Exact reproductions of all the entries, please, and no pictures.

(Entries from a dataset of interfaces)

Content starts

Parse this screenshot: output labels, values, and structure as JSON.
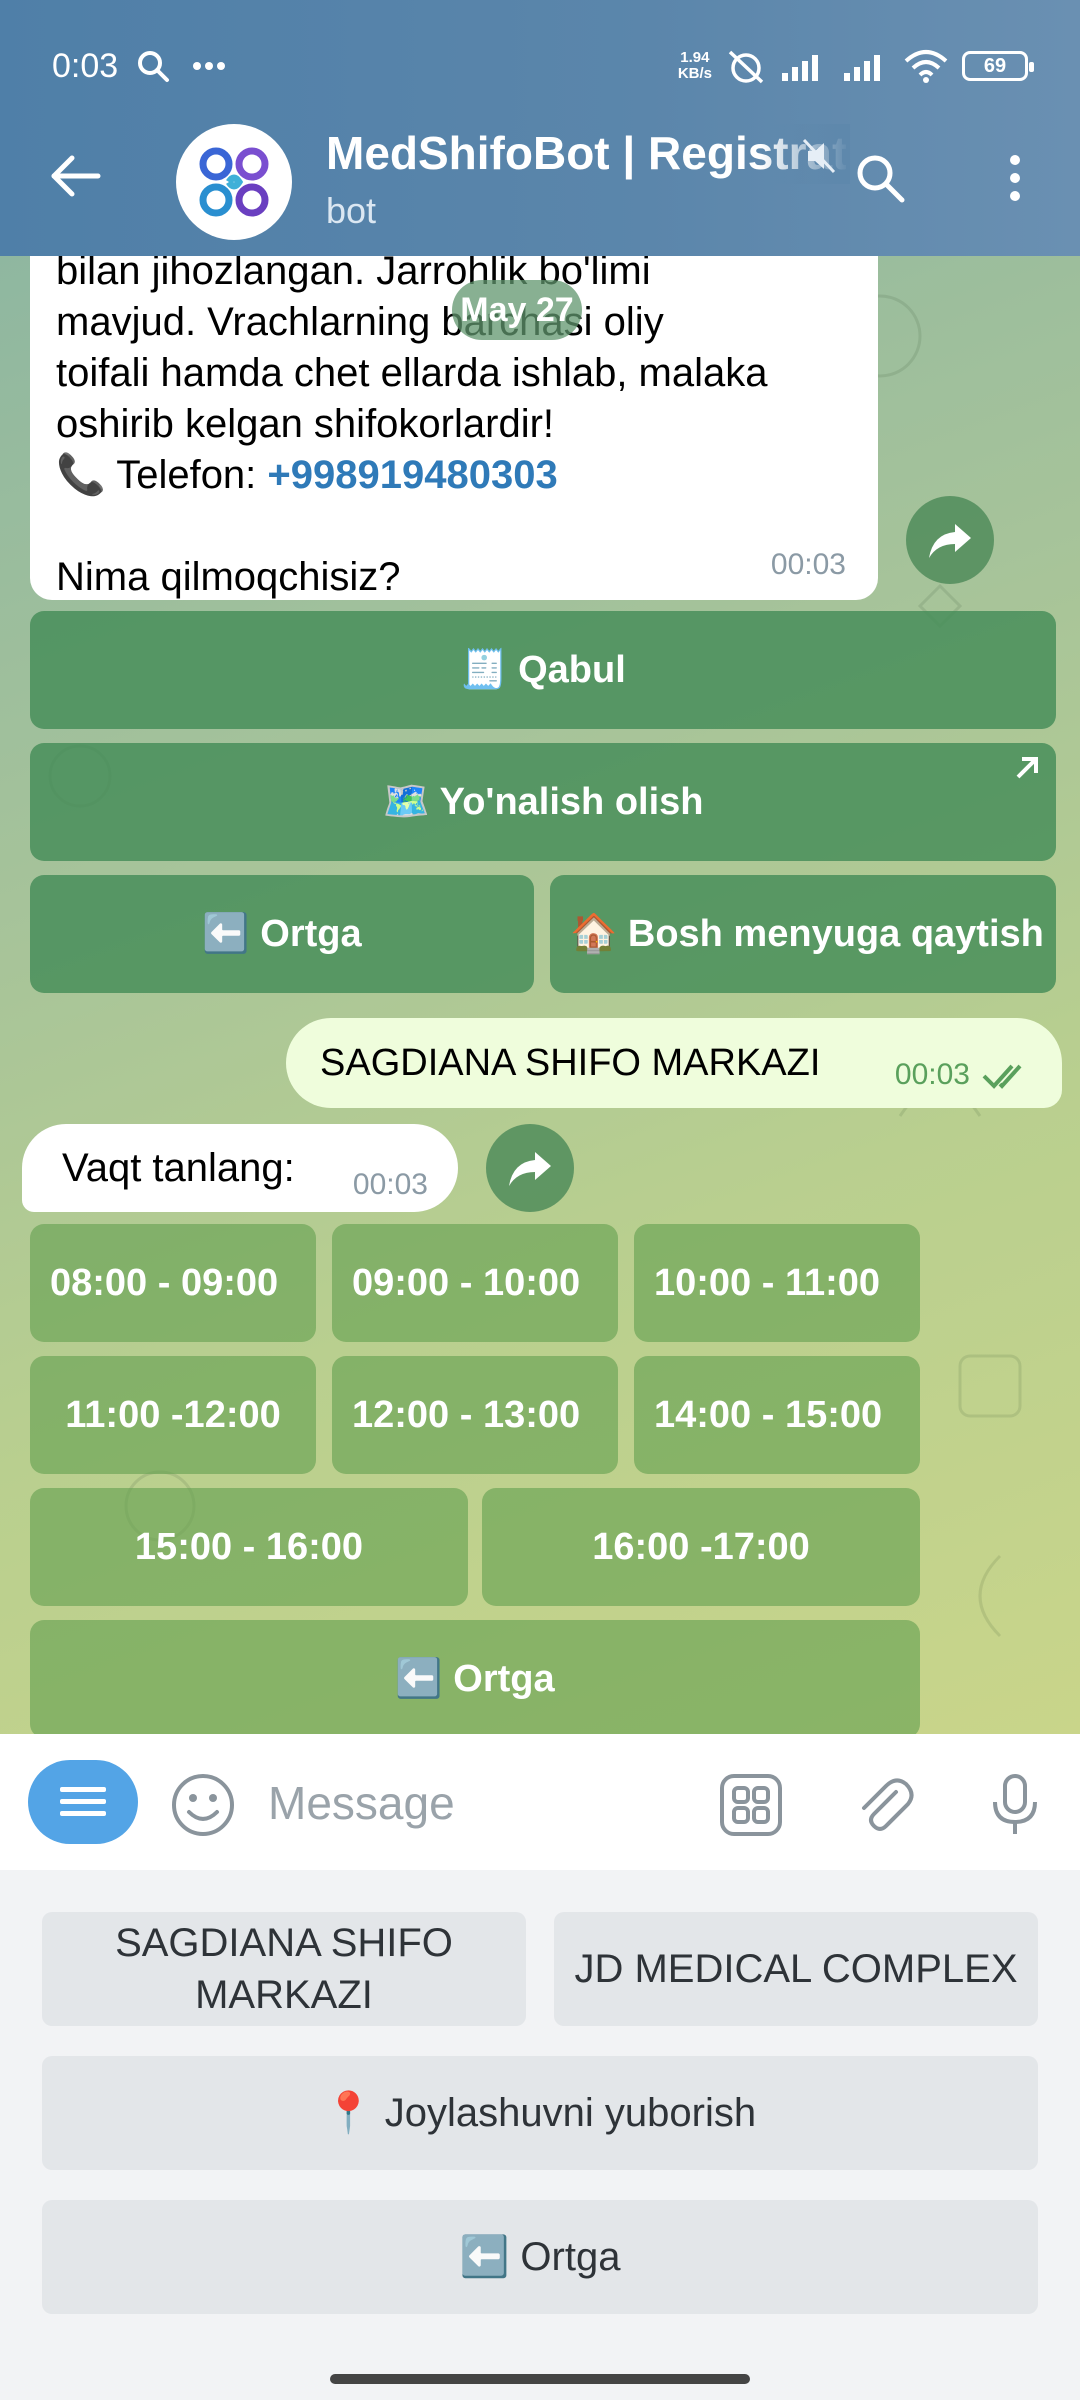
{
  "status_bar": {
    "time": "0:03",
    "network_speed_value": "1.94",
    "network_speed_unit": "KB/s",
    "battery": "69"
  },
  "header": {
    "title": "MedShifoBot | Registration",
    "subtitle": "bot"
  },
  "messages": {
    "bot_message_1": {
      "lines": [
        "bilan jihozlangan. Jarrohlik bo'limi",
        "mavjud. Vrachlarning barchasi oliy",
        "toifali  hamda chet ellarda ishlab, malaka",
        "oshirib kelgan shifokorlardir!"
      ],
      "phone_label": "📞 Telefon: ",
      "phone_number": "+998919480303",
      "question": "Nima qilmoqchisiz?",
      "time": "00:03"
    },
    "date_pill": "May 27",
    "inline_keyboard_1": {
      "qabul": "🧾 Qabul",
      "yonalish": "🗺️ Yo'nalish olish",
      "ortga": "⬅️ Ortga",
      "bosh_menyu": "🏠 Bosh menyuga qaytish"
    },
    "user_message": {
      "text": "SAGDIANA SHIFO MARKAZI",
      "time": "00:03"
    },
    "bot_message_2": {
      "text": "Vaqt tanlang:",
      "time": "00:03"
    },
    "time_slots": [
      "08:00 - 09:00",
      "09:00 - 10:00",
      "10:00 - 11:00",
      "11:00 -12:00",
      "12:00 - 13:00",
      "14:00 - 15:00",
      "15:00 - 16:00",
      "16:00 -17:00"
    ],
    "time_slots_back": "⬅️ Ortga"
  },
  "input": {
    "placeholder": "Message"
  },
  "reply_keyboard": {
    "option_1": "SAGDIANA SHIFO MARKAZI",
    "option_2": "JD MEDICAL COMPLEX",
    "send_location": "📍 Joylashuvni yuborish",
    "back": "⬅️ Ortga"
  },
  "colors": {
    "header": "#5b86ab",
    "accent": "#53a4e6",
    "keyboard_button": "#448c58",
    "outgoing_bubble": "#effddc",
    "link": "#2f7ab8"
  }
}
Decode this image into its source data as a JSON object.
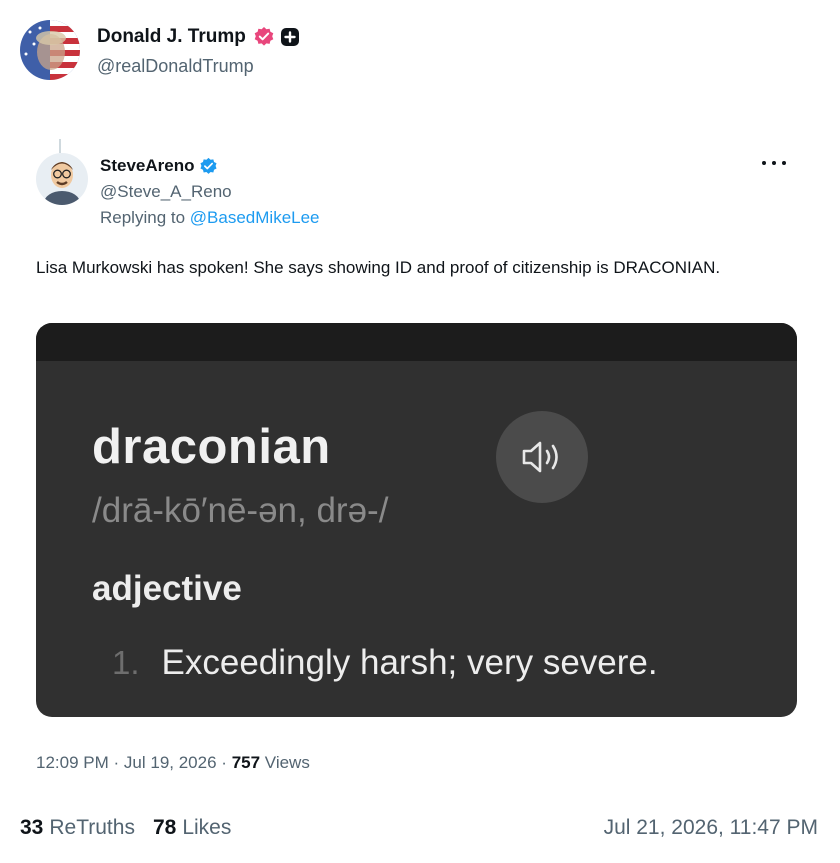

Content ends

Solution for this task
Parse this screenshot: output labels, values, and structure as JSON.
{
  "status_bar": {
    "time": "0:03",
    "network_speed_value": "1.94",
    "network_speed_unit": "KB/s",
    "battery": "69"
  },
  "header": {
    "title": "MedShifoBot | Registration",
    "subtitle": "bot"
  },
  "messages": {
    "bot_message_1": {
      "lines": [
        "bilan jihozlangan. Jarrohlik bo'limi",
        "mavjud. Vrachlarning barchasi oliy",
        "toifali  hamda chet ellarda ishlab, malaka",
        "oshirib kelgan shifokorlardir!"
      ],
      "phone_label": "📞 Telefon: ",
      "phone_number": "+998919480303",
      "question": "Nima qilmoqchisiz?",
      "time": "00:03"
    },
    "date_pill": "May 27",
    "inline_keyboard_1": {
      "qabul": "🧾 Qabul",
      "yonalish": "🗺️ Yo'nalish olish",
      "ortga": "⬅️ Ortga",
      "bosh_menyu": "🏠 Bosh menyuga qaytish"
    },
    "user_message": {
      "text": "SAGDIANA SHIFO MARKAZI",
      "time": "00:03"
    },
    "bot_message_2": {
      "text": "Vaqt tanlang:",
      "time": "00:03"
    },
    "time_slots": [
      "08:00 - 09:00",
      "09:00 - 10:00",
      "10:00 - 11:00",
      "11:00 -12:00",
      "12:00 - 13:00",
      "14:00 - 15:00",
      "15:00 - 16:00",
      "16:00 -17:00"
    ],
    "time_slots_back": "⬅️ Ortga"
  },
  "input": {
    "placeholder": "Message"
  },
  "reply_keyboard": {
    "option_1": "SAGDIANA SHIFO MARKAZI",
    "option_2": "JD MEDICAL COMPLEX",
    "send_location": "📍 Joylashuvni yuborish",
    "back": "⬅️ Ortga"
  },
  "colors": {
    "header": "#5b86ab",
    "accent": "#53a4e6",
    "keyboard_button": "#448c58",
    "outgoing_bubble": "#effddc",
    "link": "#2f7ab8"
  }
}
Decode this image into its source data as a JSON object.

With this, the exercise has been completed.